The opportunity to go to Brazil just kind of presented itself. I went and it was awesome, I’m sure anyone at Olin can attest that I didn’t stop talking about it for almost three years. Why I liked it is because really what I was doing there was being an engineering education consultant. And consulting is like a really broad term, but basically I was a collaborator and designer and people respected me by virtue of my position.

Insper professors would ask me questions and seriously want to know my answer because it would seriously affect what they would decide [to do]. I very much felt like my position was not tokenized while I was there, even though we were all kind of worried that it would be. But we really did real work there, so I loved being this engineering education consultant. ‘OK, how can I do this for the rest of my life?’

And that is where I started.

I [figured] I would probably want a degree so people would believe I know things. So I started looking at engineering education programs. And I came across one at Purdue University. And that’s where Mel Chua was going at the time. I didn’t know her at all. I kind of just like emailed her out of the blue and said, ‘Hey I’m thinking that maybe I might want to study engineering education. And you’re doing it right now and you’re an Oliner, so maybe we should talk.’

We had a conversation while I was still in Brazil; that was the first time I ever met her. It was a weird conversation, in part because she told me to not go to grad school. She said to get some years of experience as an engineer and then think about it.

That was like pretty decent advice. But I spent the next two years trying to say, ‘Well if I’m going to be an engineer what kind of an engineer am I going to be?’ I was trying to find jobs within engineering that I liked and it turned out that all the ones that I tried I didn’t really like.

My SCOPE project went really well, and I think that was the best engineering experience I had after it came back [from Brazil]. But in general I realized in being back at Olin that I like engineering but not as an engineer. More as an engineer adjacent.

At first I wanted to be the socially engaged engineer who cares for the world. But now I want to focus way more on the social engagement than the engineering. And slowly that became, ‘I want to be a social scientist who studies engineering.’

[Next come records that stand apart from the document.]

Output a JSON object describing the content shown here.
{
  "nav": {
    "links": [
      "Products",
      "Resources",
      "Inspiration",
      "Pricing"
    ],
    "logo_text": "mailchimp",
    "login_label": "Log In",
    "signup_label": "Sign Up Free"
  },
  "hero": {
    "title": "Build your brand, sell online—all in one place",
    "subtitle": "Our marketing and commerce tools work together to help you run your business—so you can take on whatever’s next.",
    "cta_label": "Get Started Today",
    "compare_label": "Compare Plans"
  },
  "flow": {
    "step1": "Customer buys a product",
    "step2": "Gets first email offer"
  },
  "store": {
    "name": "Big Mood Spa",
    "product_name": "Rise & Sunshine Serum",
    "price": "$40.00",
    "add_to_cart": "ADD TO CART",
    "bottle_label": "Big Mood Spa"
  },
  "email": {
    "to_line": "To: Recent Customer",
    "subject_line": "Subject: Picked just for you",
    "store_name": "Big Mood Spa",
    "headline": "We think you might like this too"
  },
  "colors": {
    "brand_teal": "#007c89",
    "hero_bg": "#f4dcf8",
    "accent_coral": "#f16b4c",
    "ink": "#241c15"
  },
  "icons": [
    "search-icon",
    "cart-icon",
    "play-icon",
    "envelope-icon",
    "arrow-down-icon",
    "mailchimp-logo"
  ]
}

Now I’m on the Alumni Council and there are a lot of Oliners who do not identify as engineers. Given that so many Oliners aren’t engineers, what is our rallying cry at this point? Who are you, fundamentally?

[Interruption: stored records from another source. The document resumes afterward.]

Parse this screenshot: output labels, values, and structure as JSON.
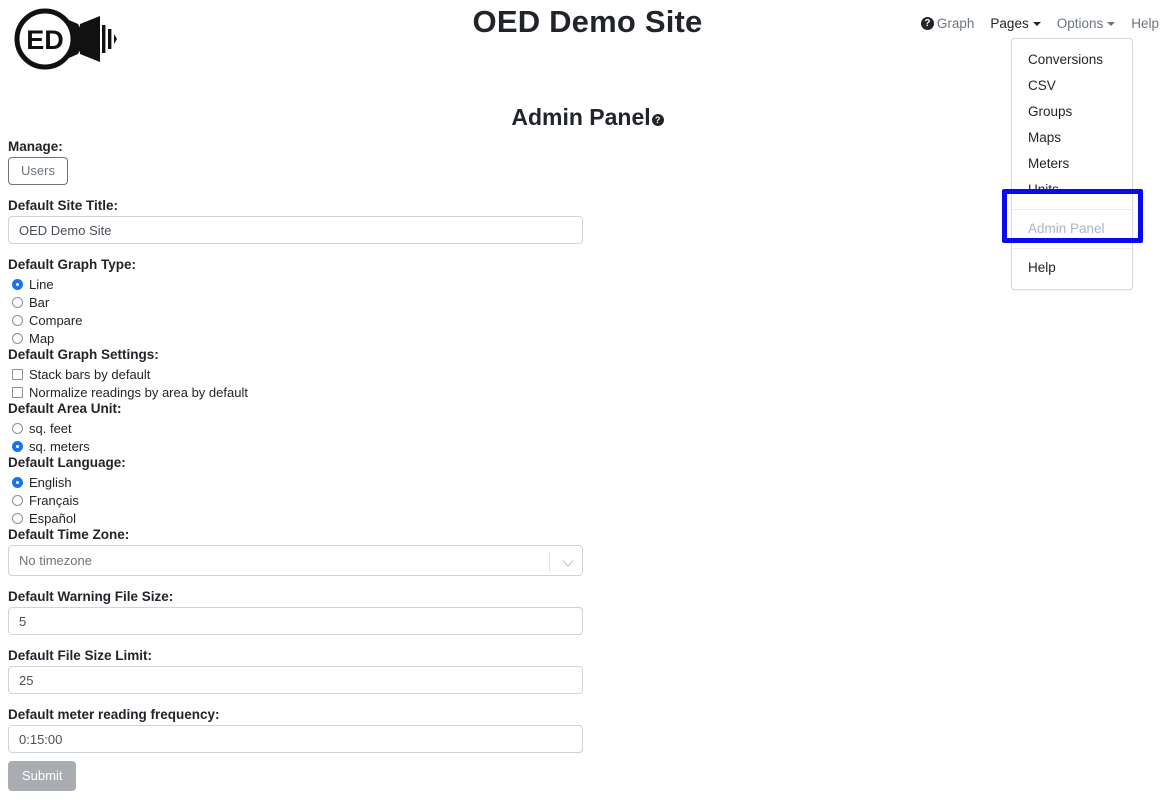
{
  "logo": {
    "name": "oed-logo",
    "text": "ED"
  },
  "header": {
    "site_title": "OED Demo Site",
    "panel_title": "Admin Panel",
    "panel_help_icon": "help-circle-icon"
  },
  "topnav": {
    "help_icon": "help-circle-icon",
    "items": [
      {
        "label": "Graph",
        "active": false,
        "caret": false
      },
      {
        "label": "Pages",
        "active": true,
        "caret": true
      },
      {
        "label": "Options",
        "active": false,
        "caret": true
      },
      {
        "label": "Help",
        "active": false,
        "caret": false
      }
    ]
  },
  "dropdown": {
    "open_for": "Pages",
    "items": [
      {
        "label": "Conversions",
        "disabled": false,
        "divider_before": false
      },
      {
        "label": "CSV",
        "disabled": false,
        "divider_before": false
      },
      {
        "label": "Groups",
        "disabled": false,
        "divider_before": false
      },
      {
        "label": "Maps",
        "disabled": false,
        "divider_before": false
      },
      {
        "label": "Meters",
        "disabled": false,
        "divider_before": false
      },
      {
        "label": "Units",
        "disabled": false,
        "divider_before": false
      },
      {
        "label": "Admin Panel",
        "disabled": true,
        "divider_before": true
      },
      {
        "label": "Help",
        "disabled": false,
        "divider_before": true
      }
    ]
  },
  "highlight": {
    "color": "#0a0af0",
    "target": "Admin Panel"
  },
  "form": {
    "manage_label": "Manage:",
    "users_button": "Users",
    "site_title_label": "Default Site Title:",
    "site_title_value": "OED Demo Site",
    "graph_type_label": "Default Graph Type:",
    "graph_type_options": [
      {
        "label": "Line",
        "selected": true
      },
      {
        "label": "Bar",
        "selected": false
      },
      {
        "label": "Compare",
        "selected": false
      },
      {
        "label": "Map",
        "selected": false
      }
    ],
    "graph_settings_label": "Default Graph Settings:",
    "graph_settings_options": [
      {
        "label": "Stack bars by default",
        "checked": false
      },
      {
        "label": "Normalize readings by area by default",
        "checked": false
      }
    ],
    "area_unit_label": "Default Area Unit:",
    "area_unit_options": [
      {
        "label": "sq. feet",
        "selected": false
      },
      {
        "label": "sq. meters",
        "selected": true
      }
    ],
    "language_label": "Default Language:",
    "language_options": [
      {
        "label": "English",
        "selected": true
      },
      {
        "label": "Français",
        "selected": false
      },
      {
        "label": "Español",
        "selected": false
      }
    ],
    "timezone_label": "Default Time Zone:",
    "timezone_value": "No timezone",
    "warning_file_size_label": "Default Warning File Size:",
    "warning_file_size_value": "5",
    "file_size_limit_label": "Default File Size Limit:",
    "file_size_limit_value": "25",
    "meter_frequency_label": "Default meter reading frequency:",
    "meter_frequency_value": "0:15:00",
    "submit_button": "Submit"
  }
}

I think that in the world there’s a lot more flexibility than people acknowledge. I can make a big decision about where I’m going to grad school right now and the truth of this that in two years I could leave with a master’s degree and do something else or at the end of five years I could have a PhD, and just say, “actually I just want to be an engineer,” and I could go back to that. Or I could just decide to do something totally different; I actually do have a lot of flexibility.

And I’m young so that’s useful and. I have skills, so those are useful as well, but I’m in a very privileged position to be able to have that kind of flexibility. Right now, I’m living with my parents in between college and grad school and that’s because they can support me through that and they’re willing to as well.

If I make the wrong decision I can probably deal with it. And I’m pretty confident I can do that. Most people I’ve met in my life, especially at Olin, can definitely do that as well. Switch and figure things out.